Choosing the best site to pitch your tent is half the battle of a successful camping trip. An ideal tent site will ensure your comfort and safety and save you from having to set up your tent more than once. The first criteria for your camp site should be flat ground. Look for an area that is covered with pine needles, sand, grass, or dirt and but free of rocks and roots. If you are camping in a campground, you likely will see where previous campers have pitched their tents and can follow suit.
You also should avoid setting up your tent directly beneath trees. Campers are injured by falling tree branches far too often, and unfortunately, some suffer serious injury when trees or branches fall on their tents. One other thing to keep in mind when pitching a tent is to put a safe distance between it, your campfire, and other campers. Should a fire get out of control, you don’t want it to spread from one tent to the next.
2. Stay Safe During Inclement Weather
When you’re camping and hiking in the great outdoors, there is the potential for inclement weather, such as summer thunderstorms, to occur. It’s best to be prepared for all types of weather by packing extra clothes so you can change into something dry, wearing layers of clothing to protect you from the wind, sun, and cold, and camping near your vehicle so you can take shelter as needed.
When you do hear thunder, you likely are within 10 miles of a storm and should seek shelter. If you are near a building, take shelter inside. Avoid taking shelter in your tent whenever possible because the metal poles could attract lightning. It is much safer for you to get inside your vehicle because the rubber tires will absorb the electricity and protect you. If a storm occurs when you are hiking, get as far away from tall trees as possible and try to get into an open field.
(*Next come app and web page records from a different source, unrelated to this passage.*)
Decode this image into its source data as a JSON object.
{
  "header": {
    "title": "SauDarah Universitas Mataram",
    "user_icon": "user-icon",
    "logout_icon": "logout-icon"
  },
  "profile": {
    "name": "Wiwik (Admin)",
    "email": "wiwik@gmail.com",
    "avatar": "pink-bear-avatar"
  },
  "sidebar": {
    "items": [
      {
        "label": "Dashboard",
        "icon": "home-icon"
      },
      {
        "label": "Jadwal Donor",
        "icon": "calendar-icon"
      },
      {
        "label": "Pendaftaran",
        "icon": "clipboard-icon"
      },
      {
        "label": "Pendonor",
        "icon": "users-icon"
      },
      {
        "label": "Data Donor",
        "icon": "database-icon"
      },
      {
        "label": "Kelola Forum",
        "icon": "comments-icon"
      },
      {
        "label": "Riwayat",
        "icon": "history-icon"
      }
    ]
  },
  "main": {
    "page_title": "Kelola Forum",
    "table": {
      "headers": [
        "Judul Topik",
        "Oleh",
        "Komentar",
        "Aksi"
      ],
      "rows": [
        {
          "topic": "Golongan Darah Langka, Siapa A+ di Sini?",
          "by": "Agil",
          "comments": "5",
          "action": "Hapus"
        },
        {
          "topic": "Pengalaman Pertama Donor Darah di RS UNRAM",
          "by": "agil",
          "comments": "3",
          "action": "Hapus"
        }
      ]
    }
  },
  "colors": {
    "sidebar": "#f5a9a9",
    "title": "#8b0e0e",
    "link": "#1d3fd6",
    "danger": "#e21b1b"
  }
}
If you are swimming when you hear thunder, get out of the water and dry off quickly because water conducts electricity.
3. Use Safe Fire Practices
Camping isn’t much fun without a campfire, but you need to make sure you are using safe practices and being responsible from the time you start the fire until you extinguish it. Only burn in designated areas and use an existing fire pit or dig your own. Be sure to contain your fire in a metal fire ring or with a circle of rocks. Build a fire only as large as you need and make sure that you clear debris, garbage, and flammable organic materials such as decaying leaves and twigs from the perimeter of your fire pit.
Your safest bet is to have someone attend to the fire at all times; ideally, an adult will watch over your fire until you extinguish it. Keep a shovel, sand, or bucket of water nearby to help you put out your fire or keep it at bay if it grows too large.
When you are ready to leave your campsite or settle in for the night, put out the fire completely before leaving it unattended. Never pour water on a large fire. Rather, spread the embers and coals around the inside of the pit with a shovel and put sand on it to help put out the flames. Then, ensure the coals are completely cool before going to bed or leaving the campsite.
Your camping trip will be far more comfortable, enjoyable, and safe if you set up camp in the right location, take the proper precautions during inclement weather, and use safe fire practices.
Thanks, Michael, for your article. I will add, along the lines of completely extinguishing your campfire, that I will never forget Colin Fletcher's words that, if you can take a bath in it, you've used almost enough water.
This post contains affiliate links to the materials I actually use for homeschooling. I hope you find them helpful. Thank you for your support!